Evidence Submitted in Toolmark Cases May Include Tools like: bolt cutters screwdrivers and chisels scissors knives and box cutters pliers and wrenches crowbars tire irons saws, knivesPlaces and Surfaces where Toolmarks Might be Observed in Criminal Investigations: wire, chains door and window frames sections of sheet metal safety-deposit boxes, safes human bone or cartilage padlocks, doorknobs bolts and locks and a variety of other materials.Toolmarks can be Scratches or ImpressionsToolmarks can be scratches and/or impressions that are left on a surface that is softer than theobject or tool that caused the marks. At a crime scene, the unique and individual imperfectionson the tool surfaces - that are transferred to the softer surface of the damaged object - can be usedto make a positive identification of the tool that may have been used to cause the toolmarkstriations or impressions.Minute Scratches - Toolmark StriationsMinute scratches (striations) produced by tests made in the crime laboratory by the questionedtool, will be compared to the striations noted on the evidence toolmark areas.The forensic scientist (toolmark examiner) using a comparison microscope will conductcomparison examinations to determine whether or not a particular tool may or may not havecaused the markings on the evidence from the crime scene.

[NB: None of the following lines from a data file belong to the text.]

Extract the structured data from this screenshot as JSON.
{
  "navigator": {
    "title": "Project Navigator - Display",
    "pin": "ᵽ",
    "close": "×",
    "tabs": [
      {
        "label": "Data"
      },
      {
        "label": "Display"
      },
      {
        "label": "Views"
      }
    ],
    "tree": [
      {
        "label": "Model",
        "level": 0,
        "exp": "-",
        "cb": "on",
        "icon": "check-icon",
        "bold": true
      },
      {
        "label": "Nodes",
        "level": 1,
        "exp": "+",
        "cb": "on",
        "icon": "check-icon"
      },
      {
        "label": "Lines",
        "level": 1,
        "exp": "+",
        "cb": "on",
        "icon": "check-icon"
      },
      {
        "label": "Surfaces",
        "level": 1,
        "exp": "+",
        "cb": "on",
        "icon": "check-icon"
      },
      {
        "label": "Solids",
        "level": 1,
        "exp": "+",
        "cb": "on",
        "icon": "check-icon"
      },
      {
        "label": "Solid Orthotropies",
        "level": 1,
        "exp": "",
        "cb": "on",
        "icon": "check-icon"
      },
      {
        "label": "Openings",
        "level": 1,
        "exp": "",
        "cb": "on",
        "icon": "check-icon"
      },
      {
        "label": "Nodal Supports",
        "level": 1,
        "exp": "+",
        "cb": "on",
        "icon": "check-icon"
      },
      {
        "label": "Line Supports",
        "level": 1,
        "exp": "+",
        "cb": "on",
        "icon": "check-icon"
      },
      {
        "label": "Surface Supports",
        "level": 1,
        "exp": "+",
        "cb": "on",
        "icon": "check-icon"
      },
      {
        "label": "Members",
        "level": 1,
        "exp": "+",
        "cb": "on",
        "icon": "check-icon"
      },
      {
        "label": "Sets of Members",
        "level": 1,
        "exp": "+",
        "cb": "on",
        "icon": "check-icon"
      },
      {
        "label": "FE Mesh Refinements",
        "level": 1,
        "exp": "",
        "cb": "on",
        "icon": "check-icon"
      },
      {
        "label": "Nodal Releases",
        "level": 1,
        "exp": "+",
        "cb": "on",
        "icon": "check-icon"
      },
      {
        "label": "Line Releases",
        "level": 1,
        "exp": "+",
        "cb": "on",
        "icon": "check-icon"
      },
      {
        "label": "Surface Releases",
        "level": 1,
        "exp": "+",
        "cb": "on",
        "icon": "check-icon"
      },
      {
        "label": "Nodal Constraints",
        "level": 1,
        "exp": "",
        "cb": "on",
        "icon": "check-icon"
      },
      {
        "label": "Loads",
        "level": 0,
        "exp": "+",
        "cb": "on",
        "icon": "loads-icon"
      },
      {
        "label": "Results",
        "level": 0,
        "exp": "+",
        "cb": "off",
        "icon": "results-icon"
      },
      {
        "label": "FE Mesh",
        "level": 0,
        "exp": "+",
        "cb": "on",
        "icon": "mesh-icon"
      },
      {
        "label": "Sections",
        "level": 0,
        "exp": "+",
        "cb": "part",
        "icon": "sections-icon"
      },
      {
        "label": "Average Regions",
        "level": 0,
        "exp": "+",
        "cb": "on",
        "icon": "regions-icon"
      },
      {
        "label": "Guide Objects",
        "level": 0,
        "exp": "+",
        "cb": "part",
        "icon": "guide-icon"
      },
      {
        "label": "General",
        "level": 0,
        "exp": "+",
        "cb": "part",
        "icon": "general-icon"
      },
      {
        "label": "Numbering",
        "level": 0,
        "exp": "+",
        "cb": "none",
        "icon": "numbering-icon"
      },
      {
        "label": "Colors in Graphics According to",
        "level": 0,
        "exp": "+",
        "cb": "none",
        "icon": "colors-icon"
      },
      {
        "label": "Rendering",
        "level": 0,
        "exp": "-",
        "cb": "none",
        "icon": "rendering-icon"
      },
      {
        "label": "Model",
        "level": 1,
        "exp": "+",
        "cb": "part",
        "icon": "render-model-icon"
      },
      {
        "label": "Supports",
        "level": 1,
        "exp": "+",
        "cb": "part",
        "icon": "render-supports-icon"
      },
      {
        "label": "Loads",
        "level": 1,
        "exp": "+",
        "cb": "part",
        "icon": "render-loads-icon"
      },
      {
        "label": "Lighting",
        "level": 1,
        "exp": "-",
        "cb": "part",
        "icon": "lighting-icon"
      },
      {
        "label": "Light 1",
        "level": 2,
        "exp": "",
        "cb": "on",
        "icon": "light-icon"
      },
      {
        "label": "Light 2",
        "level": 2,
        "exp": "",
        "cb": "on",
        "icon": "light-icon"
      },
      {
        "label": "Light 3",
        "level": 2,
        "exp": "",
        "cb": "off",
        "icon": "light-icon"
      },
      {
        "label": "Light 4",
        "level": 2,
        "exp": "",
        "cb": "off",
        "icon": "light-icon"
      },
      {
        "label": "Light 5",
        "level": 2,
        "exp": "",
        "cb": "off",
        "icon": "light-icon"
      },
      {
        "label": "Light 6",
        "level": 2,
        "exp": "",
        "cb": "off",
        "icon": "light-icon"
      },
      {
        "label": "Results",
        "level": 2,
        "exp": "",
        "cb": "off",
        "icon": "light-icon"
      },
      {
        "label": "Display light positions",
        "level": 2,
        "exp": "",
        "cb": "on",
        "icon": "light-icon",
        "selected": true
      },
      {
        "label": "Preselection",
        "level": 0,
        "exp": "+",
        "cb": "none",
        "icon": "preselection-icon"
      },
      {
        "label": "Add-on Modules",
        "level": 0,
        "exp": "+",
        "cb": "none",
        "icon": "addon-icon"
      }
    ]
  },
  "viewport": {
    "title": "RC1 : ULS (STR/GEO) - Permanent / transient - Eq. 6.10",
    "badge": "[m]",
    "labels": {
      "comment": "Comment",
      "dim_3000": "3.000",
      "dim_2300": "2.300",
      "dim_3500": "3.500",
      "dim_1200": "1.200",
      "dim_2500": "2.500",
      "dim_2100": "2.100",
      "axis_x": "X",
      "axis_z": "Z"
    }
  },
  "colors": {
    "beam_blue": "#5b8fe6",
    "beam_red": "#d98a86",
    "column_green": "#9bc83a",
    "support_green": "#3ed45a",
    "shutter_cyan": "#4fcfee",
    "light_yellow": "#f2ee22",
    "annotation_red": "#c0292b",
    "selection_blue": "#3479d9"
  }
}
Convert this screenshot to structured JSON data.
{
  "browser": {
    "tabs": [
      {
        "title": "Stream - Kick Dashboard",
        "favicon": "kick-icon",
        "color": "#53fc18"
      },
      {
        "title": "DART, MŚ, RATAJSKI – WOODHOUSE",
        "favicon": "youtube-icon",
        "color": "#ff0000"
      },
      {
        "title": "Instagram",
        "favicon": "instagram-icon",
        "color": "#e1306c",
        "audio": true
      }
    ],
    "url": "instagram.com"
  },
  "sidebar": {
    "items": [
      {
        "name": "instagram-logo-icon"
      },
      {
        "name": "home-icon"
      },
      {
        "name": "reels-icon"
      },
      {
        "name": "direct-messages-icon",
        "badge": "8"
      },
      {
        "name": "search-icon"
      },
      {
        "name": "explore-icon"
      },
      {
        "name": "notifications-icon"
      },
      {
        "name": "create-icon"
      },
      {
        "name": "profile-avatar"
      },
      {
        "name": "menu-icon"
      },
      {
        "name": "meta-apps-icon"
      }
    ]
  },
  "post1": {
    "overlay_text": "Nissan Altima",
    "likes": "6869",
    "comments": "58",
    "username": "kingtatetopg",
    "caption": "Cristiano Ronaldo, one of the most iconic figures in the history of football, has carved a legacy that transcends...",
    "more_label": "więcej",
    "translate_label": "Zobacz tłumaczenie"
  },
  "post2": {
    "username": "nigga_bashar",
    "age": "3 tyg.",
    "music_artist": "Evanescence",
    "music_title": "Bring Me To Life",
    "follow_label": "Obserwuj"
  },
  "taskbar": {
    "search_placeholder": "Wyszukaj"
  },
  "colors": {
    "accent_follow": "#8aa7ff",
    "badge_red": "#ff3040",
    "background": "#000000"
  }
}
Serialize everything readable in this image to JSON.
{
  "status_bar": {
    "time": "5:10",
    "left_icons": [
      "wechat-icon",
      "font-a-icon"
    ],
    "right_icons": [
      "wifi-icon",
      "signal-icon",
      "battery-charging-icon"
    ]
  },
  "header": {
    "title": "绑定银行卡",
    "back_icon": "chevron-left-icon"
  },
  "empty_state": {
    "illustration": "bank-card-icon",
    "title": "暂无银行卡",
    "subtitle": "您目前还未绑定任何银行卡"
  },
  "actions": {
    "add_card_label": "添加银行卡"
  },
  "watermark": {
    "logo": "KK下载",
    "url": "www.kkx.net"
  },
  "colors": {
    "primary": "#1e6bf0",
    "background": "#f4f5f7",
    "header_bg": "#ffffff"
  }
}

Impressed Marks - Crowbars, Car Bumpers, ScrewdriversImpressed marks are also considered to be toolmarks. For example, the tip of a screwdriver orchisel that is used to indent a metal surface but does not penetrate the object will leave animpression that can be identified to that tool.Other tools like crowbars, hammers and even larger objects like car bumpers or bull bars mayleave identifying marks and impressions that, when compared in the crime laboratory, willidentify or eliminate the tool or object from the crime scene as being the one that made theimpression.